> **TRY IT**: In the records below, find each line with "Enter" and copy it.

> **ENTRIES SUPPLIED**:

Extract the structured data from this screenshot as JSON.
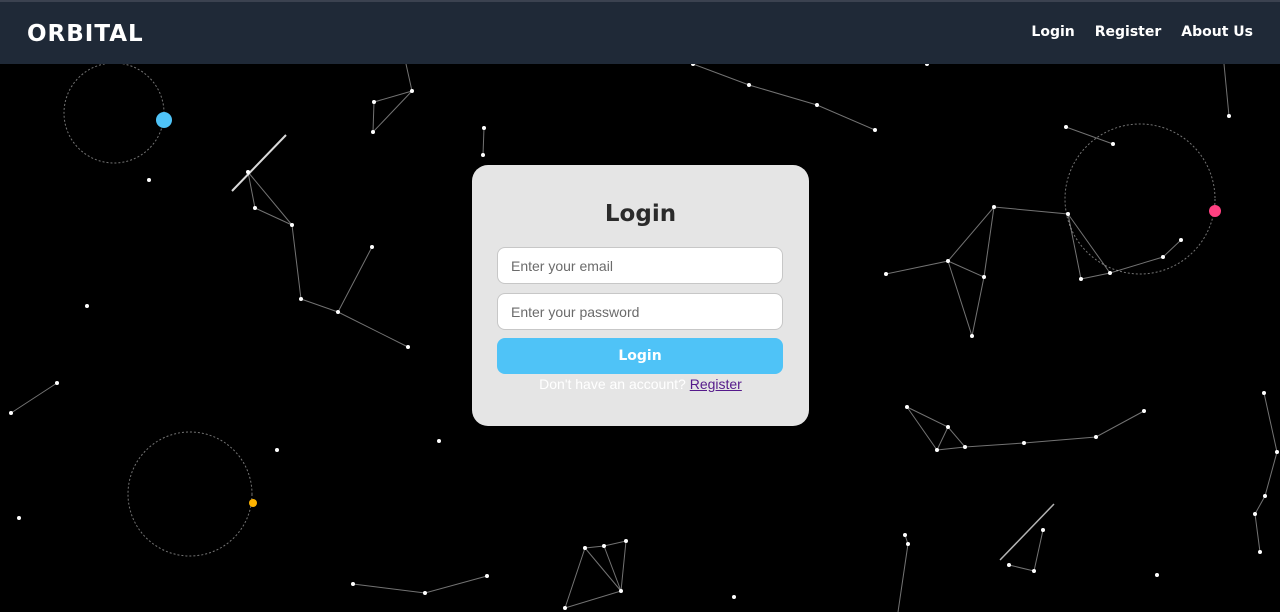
{
  "header": {
    "brand": "ORBITAL",
    "nav": [
      {
        "label": "Login"
      },
      {
        "label": "Register"
      },
      {
        "label": "About Us"
      }
    ]
  },
  "login_card": {
    "title": "Login",
    "email_placeholder": "Enter your email",
    "password_placeholder": "Enter your password",
    "submit_label": "Login",
    "prompt_text": "Don't have an account?",
    "register_link": "Register"
  },
  "colors": {
    "background": "#000000",
    "header_bg": "#1f2937",
    "card_bg": "#e5e5e5",
    "accent_button": "#4fc3f7",
    "orbit_blue": "#4fc3f7",
    "orbit_pink": "#ff4081",
    "orbit_amber": "#ffb300"
  }
}
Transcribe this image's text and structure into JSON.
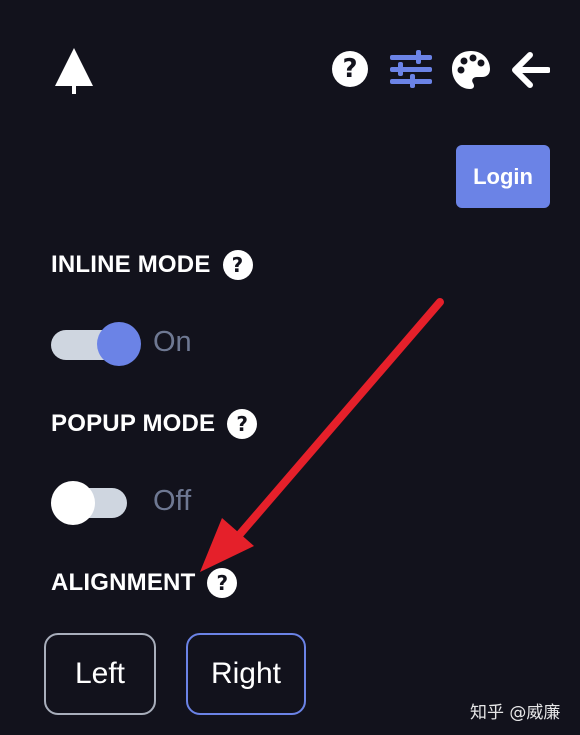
{
  "header": {
    "icons": [
      "tree-logo",
      "help-icon",
      "sliders-icon",
      "palette-icon",
      "back-arrow-icon"
    ],
    "help_glyph": "?"
  },
  "login": {
    "label": "Login"
  },
  "inline_mode": {
    "title": "INLINE MODE",
    "state_label": "On",
    "enabled": true
  },
  "popup_mode": {
    "title": "POPUP MODE",
    "state_label": "Off",
    "enabled": false
  },
  "alignment": {
    "title": "ALIGNMENT",
    "options": [
      "Left",
      "Right"
    ],
    "selected": "Right"
  },
  "colors": {
    "background": "#12121c",
    "accent": "#6b83e6",
    "arrow": "#e5202a"
  },
  "watermark": {
    "text": "知乎 @威廉"
  }
}
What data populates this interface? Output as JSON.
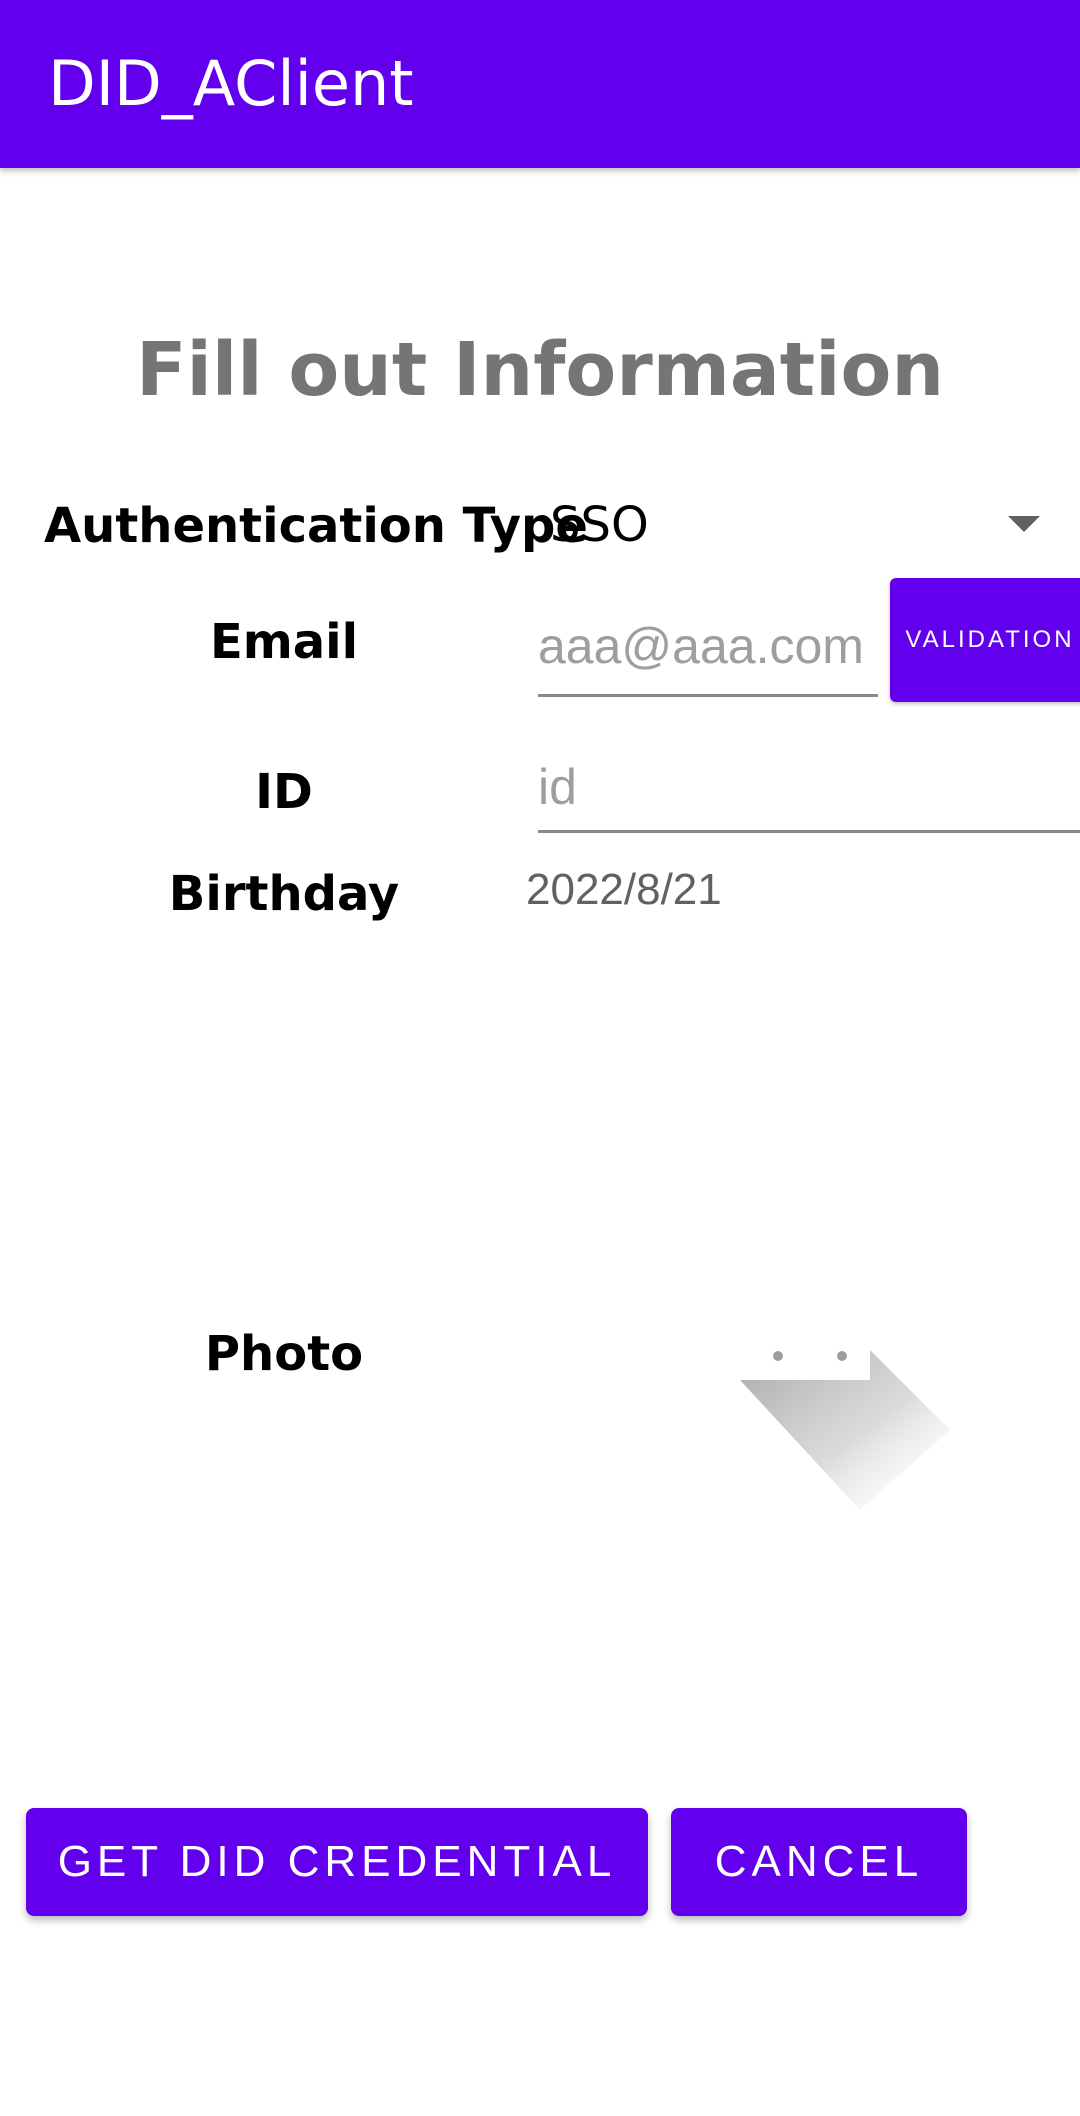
{
  "app_bar": {
    "title": "DID_AClient",
    "color": "#6200EE"
  },
  "form": {
    "heading": "Fill out Information",
    "auth_type": {
      "label": "Authentication Type",
      "selected": "SSO"
    },
    "email": {
      "label": "Email",
      "placeholder": "aaa@aaa.com",
      "value": "",
      "validation_label": "VALIDATION"
    },
    "id": {
      "label": "ID",
      "placeholder": "id",
      "value": ""
    },
    "birthday": {
      "label": "Birthday",
      "value": "2022/8/21"
    },
    "photo": {
      "label": "Photo",
      "icon": "image-placeholder-icon"
    }
  },
  "actions": {
    "get_credential_label": "GET DID CREDENTIAL",
    "cancel_label": "CANCEL"
  }
}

> **RESPONSE AREA**:
    "email_placeholder": "Enter your email",
    "password_placeholder": "Enter your password",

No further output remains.